*What you need to do*
Give the records again in full, exactly as they appear.

BEGIN Entries provided

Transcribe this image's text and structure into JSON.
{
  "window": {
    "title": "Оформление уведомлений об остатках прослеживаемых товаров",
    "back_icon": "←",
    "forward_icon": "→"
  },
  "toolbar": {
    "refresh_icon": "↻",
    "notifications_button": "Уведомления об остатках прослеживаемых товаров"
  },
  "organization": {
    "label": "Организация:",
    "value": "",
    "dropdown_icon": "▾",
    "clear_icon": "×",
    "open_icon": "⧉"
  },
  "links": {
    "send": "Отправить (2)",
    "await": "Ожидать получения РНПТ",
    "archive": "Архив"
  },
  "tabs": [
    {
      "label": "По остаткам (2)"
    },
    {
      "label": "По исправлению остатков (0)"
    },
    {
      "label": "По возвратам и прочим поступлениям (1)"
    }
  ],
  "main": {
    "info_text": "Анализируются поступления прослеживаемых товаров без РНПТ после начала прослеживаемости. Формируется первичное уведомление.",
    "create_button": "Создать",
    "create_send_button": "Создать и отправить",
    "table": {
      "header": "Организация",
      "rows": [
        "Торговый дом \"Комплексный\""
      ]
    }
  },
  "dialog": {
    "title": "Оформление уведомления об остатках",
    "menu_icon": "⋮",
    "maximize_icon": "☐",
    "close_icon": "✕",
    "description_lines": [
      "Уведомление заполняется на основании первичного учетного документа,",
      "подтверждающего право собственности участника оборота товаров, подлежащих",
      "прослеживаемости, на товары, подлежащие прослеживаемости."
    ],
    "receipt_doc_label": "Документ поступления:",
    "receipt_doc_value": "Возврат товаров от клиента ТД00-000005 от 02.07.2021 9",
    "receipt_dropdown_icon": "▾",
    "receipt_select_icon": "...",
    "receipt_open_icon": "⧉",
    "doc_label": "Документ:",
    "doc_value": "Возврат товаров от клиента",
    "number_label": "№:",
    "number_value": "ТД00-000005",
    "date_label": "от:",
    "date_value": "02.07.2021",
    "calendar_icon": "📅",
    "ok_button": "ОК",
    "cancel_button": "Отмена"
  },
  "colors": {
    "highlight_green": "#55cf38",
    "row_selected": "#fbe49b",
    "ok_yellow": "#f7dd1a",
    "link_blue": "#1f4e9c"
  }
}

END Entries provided

*Solution to this exercise*
Transcribe this image's text and structure into JSON.
{
  "window": {
    "title": "Оформление уведомлений об остатках прослеживаемых товаров",
    "back_icon": "←",
    "forward_icon": "→"
  },
  "toolbar": {
    "refresh_icon": "↻",
    "notifications_button": "Уведомления об остатках прослеживаемых товаров"
  },
  "organization": {
    "label": "Организация:",
    "value": "",
    "dropdown_icon": "▾",
    "clear_icon": "×",
    "open_icon": "⧉"
  },
  "links": {
    "send": "Отправить (2)",
    "await": "Ожидать получения РНПТ",
    "archive": "Архив"
  },
  "tabs": [
    {
      "label": "По остаткам (2)"
    },
    {
      "label": "По исправлению остатков (0)"
    },
    {
      "label": "По возвратам и прочим поступлениям (1)"
    }
  ],
  "main": {
    "info_text": "Анализируются поступления прослеживаемых товаров без РНПТ после начала прослеживаемости. Формируется первичное уведомление.",
    "create_button": "Создать",
    "create_send_button": "Создать и отправить",
    "table": {
      "header": "Организация",
      "rows": [
        "Торговый дом \"Комплексный\""
      ]
    }
  },
  "dialog": {
    "title": "Оформление уведомления об остатках",
    "menu_icon": "⋮",
    "maximize_icon": "☐",
    "close_icon": "✕",
    "description_lines": [
      "Уведомление заполняется на основании первичного учетного документа,",
      "подтверждающего право собственности участника оборота товаров, подлежащих",
      "прослеживаемости, на товары, подлежащие прослеживаемости."
    ],
    "receipt_doc_label": "Документ поступления:",
    "receipt_doc_value": "Возврат товаров от клиента ТД00-000005 от 02.07.2021 9",
    "receipt_dropdown_icon": "▾",
    "receipt_select_icon": "...",
    "receipt_open_icon": "⧉",
    "doc_label": "Документ:",
    "doc_value": "Возврат товаров от клиента",
    "number_label": "№:",
    "number_value": "ТД00-000005",
    "date_label": "от:",
    "date_value": "02.07.2021",
    "calendar_icon": "📅",
    "ok_button": "ОК",
    "cancel_button": "Отмена"
  },
  "colors": {
    "highlight_green": "#55cf38",
    "row_selected": "#fbe49b",
    "ok_yellow": "#f7dd1a",
    "link_blue": "#1f4e9c"
  }
}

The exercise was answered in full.